Farewell to a comrade on Muckleford Creek
Posted on 19 October, 2015 by Connecting Country
Connecting Country Works Crew Member, Ned Brook, shares a moment from out on the job on the Muckleford Creek…
The Connecting Country Works Crew are out fencing along Muckleford Creek. The nearby cows are restless, they’ve been restless all morning. They’re young cows, perhaps they are just a little jittery. But these cows have been on this property for a while now, something is up.
“Do you know what’s wrong?”
We say to one another.
“No, but they seem really uneasy.”
“I know, they’ve been like this all morning.”
“Yeah, I think something’s wrong, I just don’t know what.”
I continue with my work, fencing off these very cows from the creek bank that they use. Cows are lovely creatures but they are not selective; they will eat anything that’s green. The grass on the creek banks is usually greener, and stays greener for longer. So the cows will continuously graze until the grass, using all its energy to grow and stay alive, has had enough.
All of a sudden, the cows move through a gap in the fence where they can cross the creek. Their hard hooves and immense weight pass over the now bare soil on the creek bank. They push it further down, compacting it, and at times collapsing whole sections. If the situation persists the soil will slowly degrade and become weak and vulnerable.
The cows pass through the unhappy creek. You can tell it is unhappy because it hasn’t seen water for a long time, aside from the floods that carve whole sections off the vulnerable bank. Now the trees seem upset too with their gnarled roots exposed. This is why we are fencing this creek off, to give it a chance to rehabilitate and be happy again.
The cows move further away into the property, then take a sweeping left turn and move back toward the creek and stop. They all stop at once. I also stop, and stare.

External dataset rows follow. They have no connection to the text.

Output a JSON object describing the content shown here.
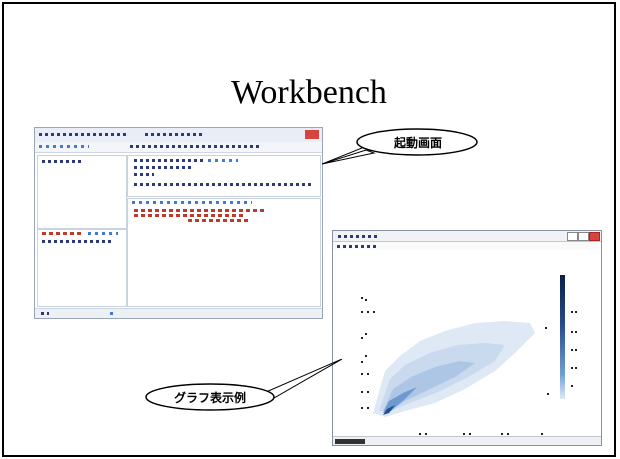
{
  "slide": {
    "title": "Workbench"
  },
  "callouts": {
    "startup": "起動画面",
    "graph_example": "グラフ表示例"
  }
}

In groups of two or three the cows move slowly forward, stare a long time at something on the ground, sniff some, then return to the group. It takes a while for me to realise what they are doing. One of their friends, their comrades, has fallen, passing away in the night due to some ailment. The cows have come to farewell a friend.